Species distribution models for conservation: identifying translocation sites for eastern quolls under climate change
Barlow, MM and Johnson, CN and McDowell, MC and Fielding, MW and Amin, RJ and Brewster, R, Species distribution models for conservation: identifying translocation sites for eastern quolls under climate change, Global Ecology and Conservation, 29 Article e01735. ISSN 2351-9894 (2021) [Refereed Article]

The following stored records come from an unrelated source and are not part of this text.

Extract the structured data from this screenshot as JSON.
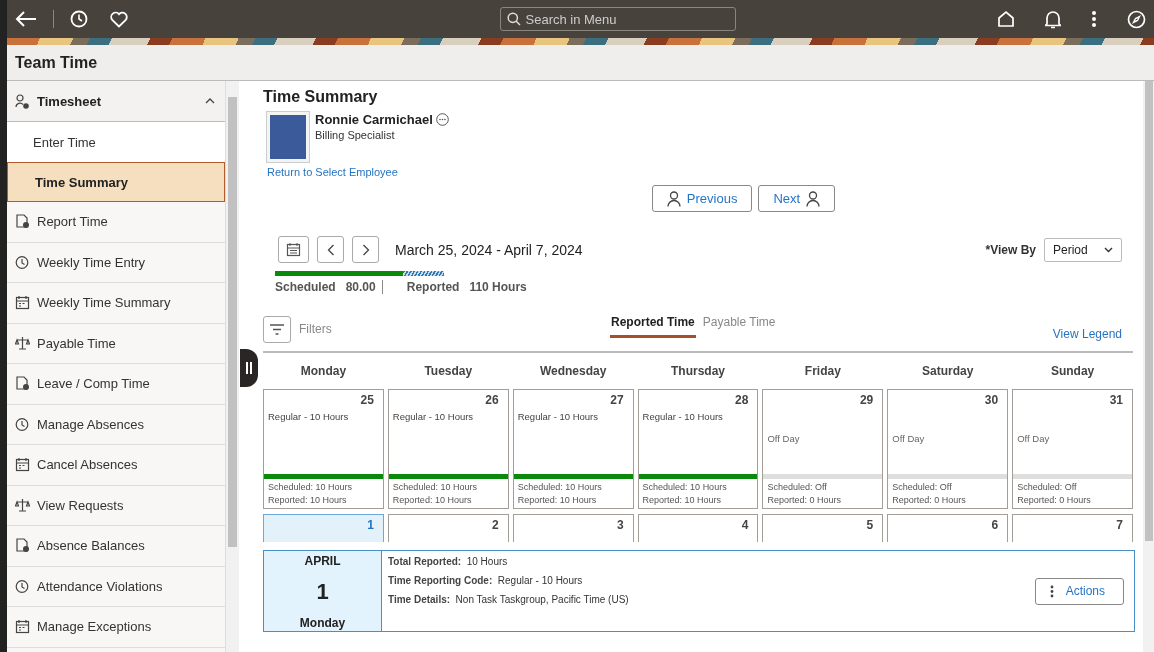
{
  "top_bar": {
    "search": {
      "placeholder": "Search in Menu"
    }
  },
  "page_title": "Team Time",
  "sidebar": {
    "items": [
      {
        "label": "Timesheet",
        "expanded": true,
        "children": [
          {
            "label": "Enter Time",
            "selected": false
          },
          {
            "label": "Time Summary",
            "selected": true
          }
        ]
      },
      {
        "label": "Report Time",
        "selected": false
      },
      {
        "label": "Weekly Time Entry",
        "selected": false
      },
      {
        "label": "Weekly Time Summary",
        "selected": false
      },
      {
        "label": "Payable Time",
        "selected": false
      },
      {
        "label": "Leave / Comp Time",
        "selected": false
      },
      {
        "label": "Manage Absences",
        "selected": false
      },
      {
        "label": "Cancel Absences",
        "selected": false
      },
      {
        "label": "View Requests",
        "selected": false
      },
      {
        "label": "Absence Balances",
        "selected": false
      },
      {
        "label": "Attendance Violations",
        "selected": false
      },
      {
        "label": "Manage Exceptions",
        "selected": false
      }
    ]
  },
  "main": {
    "title": "Time Summary",
    "employee": {
      "name": "Ronnie Carmichael",
      "job": "Billing Specialist",
      "return_link": "Return to Select Employee"
    },
    "nav_buttons": [
      "Previous",
      "Next"
    ],
    "period": "March 25, 2024 - April 7, 2024",
    "view_by": {
      "label": "*View By",
      "value": "Period"
    },
    "progress": {
      "level": 0.76
    },
    "totals": [
      {
        "label": "Scheduled",
        "value": "80.00"
      },
      {
        "label": "Reported",
        "value": "110 Hours"
      }
    ],
    "filters": "Filters",
    "tabs": [
      {
        "label": "Reported Time",
        "selected": true
      },
      {
        "label": "Payable Time",
        "selected": false
      }
    ],
    "legend_link": "View Legend",
    "weekdays": [
      "Monday",
      "Tuesday",
      "Wednesday",
      "Thursday",
      "Friday",
      "Saturday",
      "Sunday"
    ],
    "weeks": [
      [
        {
          "day": "25",
          "kind": "work",
          "entry": "Regular - 10 Hours",
          "scheduled": "Scheduled: 10 Hours",
          "reported": "Reported: 10 Hours",
          "selected": false
        },
        {
          "day": "26",
          "kind": "work",
          "entry": "Regular - 10 Hours",
          "scheduled": "Scheduled: 10 Hours",
          "reported": "Reported: 10 Hours",
          "selected": false
        },
        {
          "day": "27",
          "kind": "work",
          "entry": "Regular - 10 Hours",
          "scheduled": "Scheduled: 10 Hours",
          "reported": "Reported: 10 Hours",
          "selected": false
        },
        {
          "day": "28",
          "kind": "work",
          "entry": "Regular - 10 Hours",
          "scheduled": "Scheduled: 10 Hours",
          "reported": "Reported: 10 Hours",
          "selected": false
        },
        {
          "day": "29",
          "kind": "off",
          "entry": "Off Day",
          "scheduled": "Scheduled: Off",
          "reported": "Reported: 0 Hours",
          "selected": false
        },
        {
          "day": "30",
          "kind": "off",
          "entry": "Off Day",
          "scheduled": "Scheduled: Off",
          "reported": "Reported: 0 Hours",
          "selected": false
        },
        {
          "day": "31",
          "kind": "off",
          "entry": "Off Day",
          "scheduled": "Scheduled: Off",
          "reported": "Reported: 0 Hours",
          "selected": false
        }
      ],
      [
        {
          "day": "1",
          "selected": true
        },
        {
          "day": "2",
          "selected": false
        },
        {
          "day": "3",
          "selected": false
        },
        {
          "day": "4",
          "selected": false
        },
        {
          "day": "5",
          "selected": false
        },
        {
          "day": "6",
          "selected": false
        },
        {
          "day": "7",
          "selected": false
        }
      ]
    ],
    "detail": {
      "month": "APRIL",
      "day": "1",
      "weekday": "Monday",
      "fields": [
        {
          "label": "Total Reported:",
          "value": "10 Hours"
        },
        {
          "label": "Time Reporting Code:",
          "value": "Regular - 10 Hours"
        },
        {
          "label": "Time Details:",
          "value": "Non Task Taskgroup, Pacific Time (US)"
        }
      ],
      "action": "Actions"
    }
  }
}
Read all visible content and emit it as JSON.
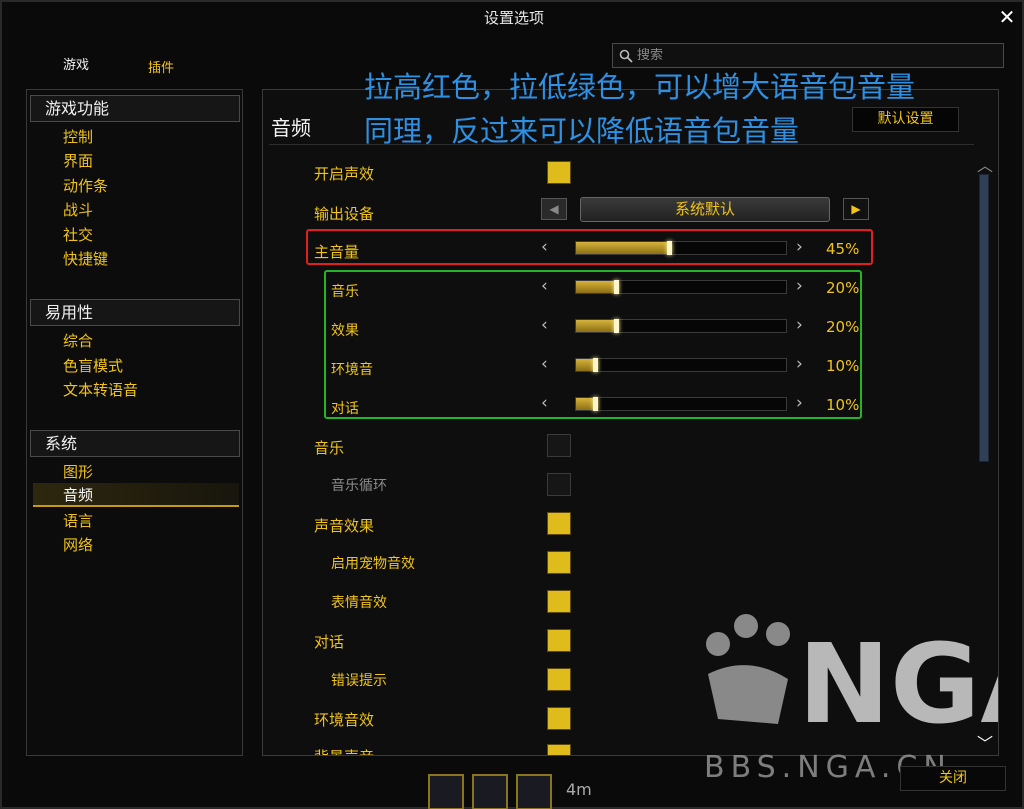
{
  "window": {
    "title": "设置选项",
    "close_glyph": "✕"
  },
  "top_tabs": [
    {
      "label": "游戏"
    },
    {
      "label": "插件"
    }
  ],
  "search": {
    "placeholder": "搜索",
    "value": ""
  },
  "sidebar": {
    "categories": [
      {
        "header": "游戏功能",
        "items": [
          "控制",
          "界面",
          "动作条",
          "战斗",
          "社交",
          "快捷键"
        ]
      },
      {
        "header": "易用性",
        "items": [
          "综合",
          "色盲模式",
          "文本转语音"
        ]
      },
      {
        "header": "系统",
        "items": [
          "图形",
          "音频",
          "语言",
          "网络"
        ]
      }
    ],
    "active_item": "音频"
  },
  "panel": {
    "title": "音频",
    "default_button": "默认设置",
    "enable_sound": {
      "label": "开启声效",
      "checked": true
    },
    "output_device": {
      "label": "输出设备",
      "value": "系统默认"
    },
    "sliders": [
      {
        "label": "主音量",
        "value_text": "45%",
        "fraction": 0.45
      },
      {
        "label": "音乐",
        "value_text": "20%",
        "fraction": 0.2
      },
      {
        "label": "效果",
        "value_text": "20%",
        "fraction": 0.2
      },
      {
        "label": "环境音",
        "value_text": "10%",
        "fraction": 0.1
      },
      {
        "label": "对话",
        "value_text": "10%",
        "fraction": 0.1
      }
    ],
    "checkboxes": [
      {
        "label": "音乐",
        "checked": false
      },
      {
        "label": "音乐循环",
        "checked": false,
        "dimmed": true
      },
      {
        "label": "声音效果",
        "checked": true
      },
      {
        "label": "启用宠物音效",
        "checked": true
      },
      {
        "label": "表情音效",
        "checked": true
      },
      {
        "label": "对话",
        "checked": true
      },
      {
        "label": "错误提示",
        "checked": true
      },
      {
        "label": "环境音效",
        "checked": true
      },
      {
        "label": "背景声音",
        "checked": true
      }
    ]
  },
  "annotation": {
    "line1": "拉高红色，拉低绿色，可以增大语音包音量",
    "line2": "同理，反过来可以降低语音包音量"
  },
  "watermark": {
    "logo_text": "NGA",
    "site_text": "BBS.NGA.CN"
  },
  "bottom": {
    "close_button": "关闭",
    "slot_text": "4m"
  },
  "colors": {
    "accent": "#f0c419",
    "red_highlight": "#e02020",
    "green_highlight": "#23b523",
    "annotation": "#2f8fe0"
  }
}
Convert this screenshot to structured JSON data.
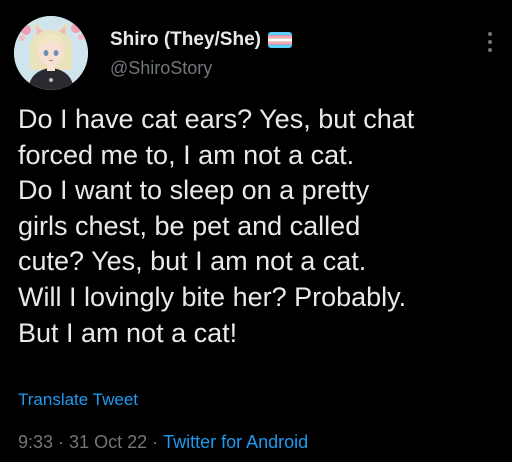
{
  "author": {
    "display_name": "Shiro (They/She)",
    "handle": "@ShiroStory",
    "flag_icon": "transgender-flag-icon",
    "avatar": "avatar-anime-cat-ears"
  },
  "tweet": {
    "text": "Do I have cat ears? Yes, but chat\nforced me to, I am not a cat.\nDo I want to sleep on a pretty\ngirls chest, be pet and called\ncute? Yes, but I am not a cat.\nWill I lovingly bite her? Probably.\nBut I am not a cat!",
    "translate_label": "Translate Tweet",
    "time": "9:33",
    "date": "31 Oct 22",
    "separator": "·",
    "source": "Twitter for Android"
  },
  "colors": {
    "background": "#000000",
    "text": "#e7e9ea",
    "secondary": "#71767b",
    "link": "#1d9bf0",
    "flag_blue": "#5bcefa",
    "flag_pink": "#f5a9b8",
    "flag_white": "#ffffff"
  }
}
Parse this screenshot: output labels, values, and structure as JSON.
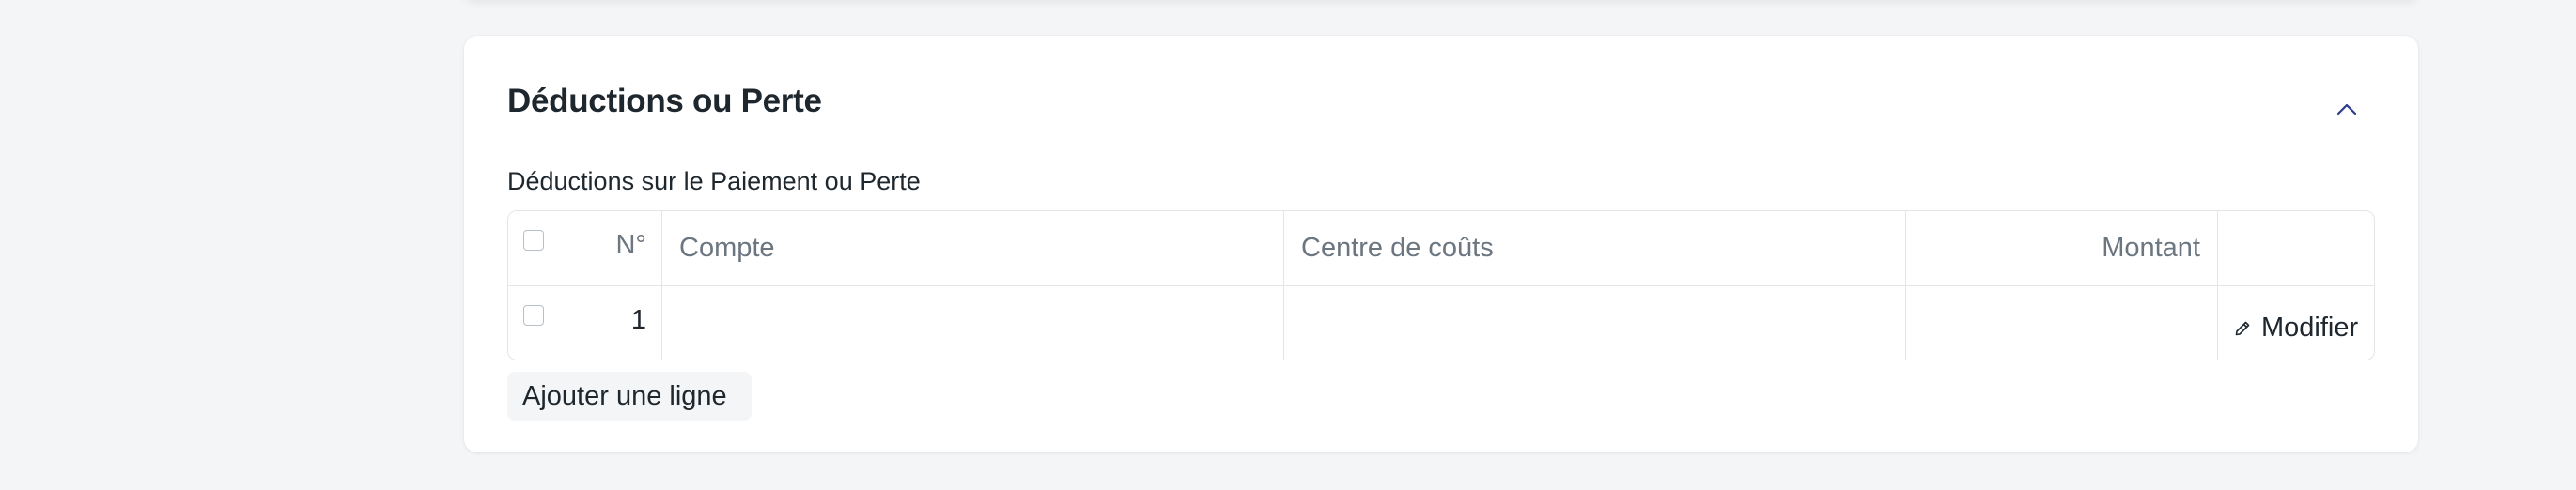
{
  "section": {
    "title": "Déductions ou Perte",
    "field_label": "Déductions sur le Paiement ou Perte"
  },
  "table": {
    "columns": {
      "index": "N°",
      "compte": "Compte",
      "centre": "Centre de coûts",
      "montant": "Montant"
    },
    "rows": [
      {
        "index": "1",
        "compte": "",
        "centre": "",
        "montant": "",
        "action": "Modifier"
      }
    ]
  },
  "buttons": {
    "add_row": "Ajouter une ligne"
  },
  "icons": {
    "collapse": "chevron-up-icon",
    "edit": "pencil-icon"
  },
  "colors": {
    "page_bg": "#f4f5f7",
    "card_bg": "#ffffff",
    "border": "#e2e6e9",
    "text": "#1f272e",
    "muted": "#6c7680",
    "accent": "#2e3a8c"
  }
}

Conservation and natural resource management are frequently hampered by poor understanding of how species distributions have changed over time. Species Distribution Models (SDMs) correlate known occurrences with environmental variables to predict a speciesí potential range. These models can then be projected to unsurveyed areas or time periods to overcome gaps in data on speciesí distribution. The eastern quoll Dasyurus viverrinus is restricted to Tasmania but until recently occurred over a large area of south-eastern mainland Australia. We used SDMs to reconstruct the distribution of climates suitable for D. viverrinus during the mid-Holocene and present day and identified areas likely to remain suitable in the future which could be prioritised for conservation. Climatically suitable habitat has mostly remained stable since the mid-Holocene, with some expansion. The historic contraction of the speciesí distribution was evidently due to threatening processes other than climate change, which are still operating. Under current conditions, large areas of south-eastern Australia still provide suitable habitat for eastern quolls and will continue to do so under predicted climate change scenarios for 2055. Suitable areas include offshore islands, in particular islands within the Nooramunga Marine and Coastal Park in Victoria, and islands that make up the Furneaux Group in the Bass Strait. Translocations to these islands would establish populations in climatically suitable areas separate from threatening processes.
eastern quoll, Dasyurus viverrinus, species distribution model, island translocation, rewilding, climate refuge, spatial thinning